"Eye movements in driving: spotting (and missing) hazards on the road"
Every day 3000 people worldwide die as a result of a road traffic collision, and many more are severely injured. The estimated annual cost of such death and injury is $500 million. Task analyses have estimated that 90% of the information that the driver uses is visual, yet the evidence that low-level measures of vision relate to crash liability is limited. This talk looks at higher-order measures of vision, including eye movement patterns, to understand why traffic collisions occur. Eye movement strategies are developed by drivers through training and experience. While increased driving experience often improves visual skills and strategies, there are specific situations when experienced drivers might be the most vulnerable. This talk will focus on how safe drivers spot hazards, and on those occasions when even looking directly at a hazard is not enough to perceive it (a Look But Fail To See error).
• Have knowledge of low-level vision in relation to driving
• Understand the problems in using low-level vision to predict driving crash liability
• Be aware of higher-order visual skills in the prediction of crash liability
• Understand how these higher-order skills develop with driving experience
• Identify those situations when even experienced drivers’ visual skills might fail
David Crundall gained his PhD in psychology in 1999, investigating the visual skills of drivers and their relationship with crash liability. He has undertaken research of behalf of the DfT, the DSA, the Institute of Advanced Motorists, VOSA, the Highways Agency, UK Research Councils, and a number of commercial sponsors. He has published over 60 articles on a wide range of psychological topics though most are devoted to his specialism of driving psychology, and has presented his research at conferences and to specialised audiences around the world. In addition to research, he teaches the psychology of driving at both the University of Nottingham and Cranfield University. He recently spearheaded the development of the Nottingham Integrated Transport and Environment Simulation facility (NITES). The facility contains two driving simulators, a bicycle simulator, an environment simulator and an instrumented vehicle for on-road testing. Both the simulators and the on-road vehicle contain eye tracking systems, while the facility also houses equipment for testing acuity, contrast sensitivity, colour perception, depth perception, perimetry, and the Useful Field of View. As the Director of NITES, Crundall is now in-charge of the most sophisticated testing facility for driving behaviour in the UK, and his research group are challenging the top centres in Europe for pre-eminence.

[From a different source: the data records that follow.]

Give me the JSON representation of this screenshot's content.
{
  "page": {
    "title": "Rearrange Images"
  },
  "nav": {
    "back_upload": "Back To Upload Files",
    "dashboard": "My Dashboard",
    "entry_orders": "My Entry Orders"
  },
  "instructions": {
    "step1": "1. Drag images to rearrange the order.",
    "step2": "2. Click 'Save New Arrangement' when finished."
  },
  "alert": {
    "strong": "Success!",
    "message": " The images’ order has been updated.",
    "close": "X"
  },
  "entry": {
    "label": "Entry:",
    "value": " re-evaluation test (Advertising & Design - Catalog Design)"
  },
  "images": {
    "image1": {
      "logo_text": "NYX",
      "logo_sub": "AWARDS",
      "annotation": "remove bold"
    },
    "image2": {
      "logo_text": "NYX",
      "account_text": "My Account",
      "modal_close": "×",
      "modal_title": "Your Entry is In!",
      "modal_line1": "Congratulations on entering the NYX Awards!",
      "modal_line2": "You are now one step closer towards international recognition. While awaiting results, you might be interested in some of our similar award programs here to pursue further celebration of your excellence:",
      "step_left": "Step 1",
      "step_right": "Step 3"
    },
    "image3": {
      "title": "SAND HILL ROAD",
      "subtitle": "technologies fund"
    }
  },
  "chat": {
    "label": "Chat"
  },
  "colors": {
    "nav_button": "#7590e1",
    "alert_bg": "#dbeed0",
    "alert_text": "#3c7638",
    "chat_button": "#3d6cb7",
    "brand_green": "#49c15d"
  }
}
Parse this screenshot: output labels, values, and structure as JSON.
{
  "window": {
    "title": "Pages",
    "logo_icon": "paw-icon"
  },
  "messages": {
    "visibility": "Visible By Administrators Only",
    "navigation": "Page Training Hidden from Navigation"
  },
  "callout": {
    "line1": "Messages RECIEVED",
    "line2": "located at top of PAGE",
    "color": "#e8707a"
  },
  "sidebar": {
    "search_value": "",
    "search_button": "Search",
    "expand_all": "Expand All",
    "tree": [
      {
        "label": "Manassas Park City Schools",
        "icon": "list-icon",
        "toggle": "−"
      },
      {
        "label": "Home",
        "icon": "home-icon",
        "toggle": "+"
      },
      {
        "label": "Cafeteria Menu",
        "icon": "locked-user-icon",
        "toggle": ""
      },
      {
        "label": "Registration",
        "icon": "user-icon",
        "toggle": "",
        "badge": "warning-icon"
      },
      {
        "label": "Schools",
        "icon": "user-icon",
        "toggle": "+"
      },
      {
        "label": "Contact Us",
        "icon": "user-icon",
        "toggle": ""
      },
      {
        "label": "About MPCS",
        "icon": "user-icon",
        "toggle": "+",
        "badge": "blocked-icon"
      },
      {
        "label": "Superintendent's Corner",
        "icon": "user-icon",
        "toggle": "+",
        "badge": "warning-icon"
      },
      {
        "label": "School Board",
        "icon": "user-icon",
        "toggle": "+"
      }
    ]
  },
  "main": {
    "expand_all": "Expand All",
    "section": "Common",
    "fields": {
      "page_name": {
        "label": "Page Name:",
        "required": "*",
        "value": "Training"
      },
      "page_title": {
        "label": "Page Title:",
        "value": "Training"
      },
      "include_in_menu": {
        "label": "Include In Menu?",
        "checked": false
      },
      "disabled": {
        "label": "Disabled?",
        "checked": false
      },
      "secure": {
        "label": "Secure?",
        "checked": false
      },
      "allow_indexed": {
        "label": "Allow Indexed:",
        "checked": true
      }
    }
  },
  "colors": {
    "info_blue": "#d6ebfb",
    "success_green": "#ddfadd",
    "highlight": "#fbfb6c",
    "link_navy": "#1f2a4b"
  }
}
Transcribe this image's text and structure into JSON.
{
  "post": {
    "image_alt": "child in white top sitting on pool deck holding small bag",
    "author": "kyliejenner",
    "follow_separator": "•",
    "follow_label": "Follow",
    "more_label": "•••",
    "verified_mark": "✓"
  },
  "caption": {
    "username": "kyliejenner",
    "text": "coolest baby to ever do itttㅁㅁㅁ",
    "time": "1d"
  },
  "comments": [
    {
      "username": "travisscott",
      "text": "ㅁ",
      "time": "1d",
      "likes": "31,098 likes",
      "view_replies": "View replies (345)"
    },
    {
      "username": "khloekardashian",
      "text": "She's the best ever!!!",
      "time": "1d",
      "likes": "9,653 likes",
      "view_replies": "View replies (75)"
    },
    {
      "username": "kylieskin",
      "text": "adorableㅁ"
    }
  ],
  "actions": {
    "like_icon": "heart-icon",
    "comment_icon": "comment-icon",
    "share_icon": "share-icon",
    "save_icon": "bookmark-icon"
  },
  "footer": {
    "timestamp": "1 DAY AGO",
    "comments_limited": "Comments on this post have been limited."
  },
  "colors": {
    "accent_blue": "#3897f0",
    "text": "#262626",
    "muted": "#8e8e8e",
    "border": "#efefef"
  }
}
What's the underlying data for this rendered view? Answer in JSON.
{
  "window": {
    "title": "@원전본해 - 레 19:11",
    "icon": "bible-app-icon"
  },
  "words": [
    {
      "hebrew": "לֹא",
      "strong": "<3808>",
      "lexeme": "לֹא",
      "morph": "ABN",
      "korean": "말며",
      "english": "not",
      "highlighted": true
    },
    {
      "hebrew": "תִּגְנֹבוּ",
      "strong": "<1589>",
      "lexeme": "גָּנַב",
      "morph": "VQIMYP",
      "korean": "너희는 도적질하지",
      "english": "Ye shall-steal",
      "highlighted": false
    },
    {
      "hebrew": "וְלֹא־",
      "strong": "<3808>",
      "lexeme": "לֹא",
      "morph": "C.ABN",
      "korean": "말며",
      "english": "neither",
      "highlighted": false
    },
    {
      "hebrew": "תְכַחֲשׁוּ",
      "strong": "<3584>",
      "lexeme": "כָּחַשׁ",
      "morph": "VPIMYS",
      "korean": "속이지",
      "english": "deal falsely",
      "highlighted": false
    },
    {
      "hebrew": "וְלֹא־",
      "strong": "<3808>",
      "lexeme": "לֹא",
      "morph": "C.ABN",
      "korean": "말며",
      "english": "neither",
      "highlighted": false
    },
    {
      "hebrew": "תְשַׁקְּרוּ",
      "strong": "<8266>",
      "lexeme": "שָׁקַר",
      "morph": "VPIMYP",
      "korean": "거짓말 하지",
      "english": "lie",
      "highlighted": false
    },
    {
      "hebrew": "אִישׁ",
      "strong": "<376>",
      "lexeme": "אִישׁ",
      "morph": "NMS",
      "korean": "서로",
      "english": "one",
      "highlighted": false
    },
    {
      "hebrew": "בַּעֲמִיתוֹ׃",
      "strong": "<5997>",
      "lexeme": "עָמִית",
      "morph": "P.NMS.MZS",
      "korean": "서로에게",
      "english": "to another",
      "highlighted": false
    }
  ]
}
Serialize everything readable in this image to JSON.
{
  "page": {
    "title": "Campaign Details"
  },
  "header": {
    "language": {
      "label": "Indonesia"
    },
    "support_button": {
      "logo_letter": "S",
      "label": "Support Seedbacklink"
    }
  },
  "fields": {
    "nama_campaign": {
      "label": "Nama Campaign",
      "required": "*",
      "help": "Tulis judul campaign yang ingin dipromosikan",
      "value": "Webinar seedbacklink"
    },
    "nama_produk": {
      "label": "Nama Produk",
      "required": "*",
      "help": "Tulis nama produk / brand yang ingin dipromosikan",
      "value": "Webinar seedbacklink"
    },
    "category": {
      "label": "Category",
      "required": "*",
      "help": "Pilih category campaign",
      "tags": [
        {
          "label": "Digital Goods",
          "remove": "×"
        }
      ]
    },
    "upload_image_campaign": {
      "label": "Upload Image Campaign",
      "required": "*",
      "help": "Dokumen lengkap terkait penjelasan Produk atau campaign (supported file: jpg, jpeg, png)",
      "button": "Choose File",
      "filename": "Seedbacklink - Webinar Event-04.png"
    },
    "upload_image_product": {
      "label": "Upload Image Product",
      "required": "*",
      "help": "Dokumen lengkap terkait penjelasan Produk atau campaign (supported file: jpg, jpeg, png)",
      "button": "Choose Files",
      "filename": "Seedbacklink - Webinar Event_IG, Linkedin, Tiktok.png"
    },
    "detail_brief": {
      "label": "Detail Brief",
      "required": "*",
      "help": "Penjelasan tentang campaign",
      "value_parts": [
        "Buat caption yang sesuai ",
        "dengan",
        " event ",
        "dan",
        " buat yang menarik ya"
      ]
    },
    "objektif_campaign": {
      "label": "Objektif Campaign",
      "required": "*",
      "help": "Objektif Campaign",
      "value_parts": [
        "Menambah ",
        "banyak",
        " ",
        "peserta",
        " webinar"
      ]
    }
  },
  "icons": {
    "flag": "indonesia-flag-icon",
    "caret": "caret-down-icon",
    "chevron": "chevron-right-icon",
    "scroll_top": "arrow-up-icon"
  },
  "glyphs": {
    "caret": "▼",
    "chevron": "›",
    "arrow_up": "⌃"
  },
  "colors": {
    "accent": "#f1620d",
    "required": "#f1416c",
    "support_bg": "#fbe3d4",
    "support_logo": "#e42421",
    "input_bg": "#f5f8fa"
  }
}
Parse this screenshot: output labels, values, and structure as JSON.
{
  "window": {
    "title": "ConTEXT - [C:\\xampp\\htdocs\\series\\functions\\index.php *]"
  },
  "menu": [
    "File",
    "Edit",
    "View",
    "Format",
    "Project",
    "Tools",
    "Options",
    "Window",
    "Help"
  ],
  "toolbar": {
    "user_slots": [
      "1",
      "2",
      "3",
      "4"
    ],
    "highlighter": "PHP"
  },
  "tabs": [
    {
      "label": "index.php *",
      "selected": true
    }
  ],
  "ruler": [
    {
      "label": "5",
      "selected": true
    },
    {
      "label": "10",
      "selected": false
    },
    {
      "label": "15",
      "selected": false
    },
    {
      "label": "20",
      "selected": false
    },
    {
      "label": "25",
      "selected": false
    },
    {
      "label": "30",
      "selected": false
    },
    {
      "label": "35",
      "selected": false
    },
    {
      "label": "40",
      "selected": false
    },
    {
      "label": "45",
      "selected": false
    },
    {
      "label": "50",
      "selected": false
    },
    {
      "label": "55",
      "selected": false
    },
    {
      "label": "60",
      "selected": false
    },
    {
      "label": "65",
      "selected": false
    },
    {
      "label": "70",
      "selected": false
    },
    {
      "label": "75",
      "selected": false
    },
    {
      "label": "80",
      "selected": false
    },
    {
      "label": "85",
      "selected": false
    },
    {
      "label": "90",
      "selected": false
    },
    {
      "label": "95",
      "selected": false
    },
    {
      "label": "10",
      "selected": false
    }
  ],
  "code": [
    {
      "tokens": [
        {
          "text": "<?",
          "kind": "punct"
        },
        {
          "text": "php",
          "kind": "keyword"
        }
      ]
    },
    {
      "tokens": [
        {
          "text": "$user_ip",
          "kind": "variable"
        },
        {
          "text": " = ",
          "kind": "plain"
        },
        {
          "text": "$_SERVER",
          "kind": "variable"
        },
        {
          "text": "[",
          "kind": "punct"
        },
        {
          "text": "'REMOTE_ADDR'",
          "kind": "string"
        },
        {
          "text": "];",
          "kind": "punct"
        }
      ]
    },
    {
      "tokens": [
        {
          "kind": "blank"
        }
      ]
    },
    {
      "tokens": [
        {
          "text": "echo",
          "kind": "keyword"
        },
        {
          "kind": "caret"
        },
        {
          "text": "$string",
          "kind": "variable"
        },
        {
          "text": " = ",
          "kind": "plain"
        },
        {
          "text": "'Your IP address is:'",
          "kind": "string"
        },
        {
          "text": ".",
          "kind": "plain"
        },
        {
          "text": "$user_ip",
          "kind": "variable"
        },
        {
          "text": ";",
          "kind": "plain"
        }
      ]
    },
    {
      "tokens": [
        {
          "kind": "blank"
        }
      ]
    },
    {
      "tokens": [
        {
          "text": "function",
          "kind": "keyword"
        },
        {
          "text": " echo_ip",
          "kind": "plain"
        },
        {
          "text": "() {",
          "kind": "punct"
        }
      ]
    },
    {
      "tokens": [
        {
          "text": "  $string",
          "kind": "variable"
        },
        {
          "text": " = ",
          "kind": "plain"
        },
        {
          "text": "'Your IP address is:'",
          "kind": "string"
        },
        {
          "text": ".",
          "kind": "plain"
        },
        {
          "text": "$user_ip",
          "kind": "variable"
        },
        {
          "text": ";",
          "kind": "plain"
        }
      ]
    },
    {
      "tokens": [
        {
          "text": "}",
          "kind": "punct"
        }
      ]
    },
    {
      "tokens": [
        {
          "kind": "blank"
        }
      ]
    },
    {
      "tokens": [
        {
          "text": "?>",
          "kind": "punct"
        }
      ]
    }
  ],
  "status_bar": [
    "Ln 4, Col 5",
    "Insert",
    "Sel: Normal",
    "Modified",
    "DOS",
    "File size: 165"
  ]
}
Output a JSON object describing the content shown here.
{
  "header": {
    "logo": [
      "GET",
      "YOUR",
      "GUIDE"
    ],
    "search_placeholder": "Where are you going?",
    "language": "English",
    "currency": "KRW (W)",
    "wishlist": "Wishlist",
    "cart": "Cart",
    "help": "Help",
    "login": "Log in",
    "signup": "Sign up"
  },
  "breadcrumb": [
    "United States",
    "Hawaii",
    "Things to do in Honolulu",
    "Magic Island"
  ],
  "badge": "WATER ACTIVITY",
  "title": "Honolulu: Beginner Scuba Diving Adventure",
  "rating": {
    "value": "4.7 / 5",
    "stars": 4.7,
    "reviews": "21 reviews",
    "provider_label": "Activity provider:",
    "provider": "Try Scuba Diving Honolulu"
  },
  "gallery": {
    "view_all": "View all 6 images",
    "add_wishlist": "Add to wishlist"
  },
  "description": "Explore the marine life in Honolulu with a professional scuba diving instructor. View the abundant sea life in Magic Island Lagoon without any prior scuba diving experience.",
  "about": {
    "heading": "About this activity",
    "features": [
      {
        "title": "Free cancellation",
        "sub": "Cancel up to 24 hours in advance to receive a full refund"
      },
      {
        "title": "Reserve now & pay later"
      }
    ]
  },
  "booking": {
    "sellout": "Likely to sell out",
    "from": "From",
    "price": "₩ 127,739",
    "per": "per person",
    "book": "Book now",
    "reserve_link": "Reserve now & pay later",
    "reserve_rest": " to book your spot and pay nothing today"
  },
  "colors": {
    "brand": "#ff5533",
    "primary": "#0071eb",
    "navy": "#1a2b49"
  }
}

Consultant Ophthalmologist, Royal Liverpool University Hospital
"New horizons in adult ocular oncology"
Ocular tumours are rare and diverse, with many being life-threatening or associated with lethal syndromes. The most common tumours in adults are: melanoma; naevus; haemangioma and metastasis. Early detection and treatment greatly enhance any opportunities for conserving vision and saving life. Much depends on how patients are managed by their optometrist when they present with symptoms or for their regular check-up. Optometrists are also well placed to contribute to the long-term care of patients after their treatment has been completed. In view of the important role that they play in ocular oncology, optometrists need to have some knowledge of the subject and should also know where they can quickly find information when they need it. This presentation will describe the most common and serious ocular tumours as well as their clinical features, differential diagnosis and treatment. There will also be a rhetorical diagnostic quiz, pearls and pitfalls in patient care, and advice on referring patients safely and on providing long-term care after treatment.
• Detect ocular tumours in adults
• Diagnose the major tumour types
• Manage patients appropriately when an ocular tumour is suspected
• Participate in the long-term follow-up of patients with an ocular tumour
Bertil Damato is Lead Clinician of the Liverpool Ocular Oncology Centre, which he established in 1993 and which receives approximately 700 new patients from all over the British Isles and overseas. About 250-300 of these patients have ocular melanoma. Professor Damato’s main research interests include: genetics of uveal melanoma; multivariate prognostication; quality of life studies; development and evaluation of therapeutic methods for ocular melanoma; and oculokinetic perimetry.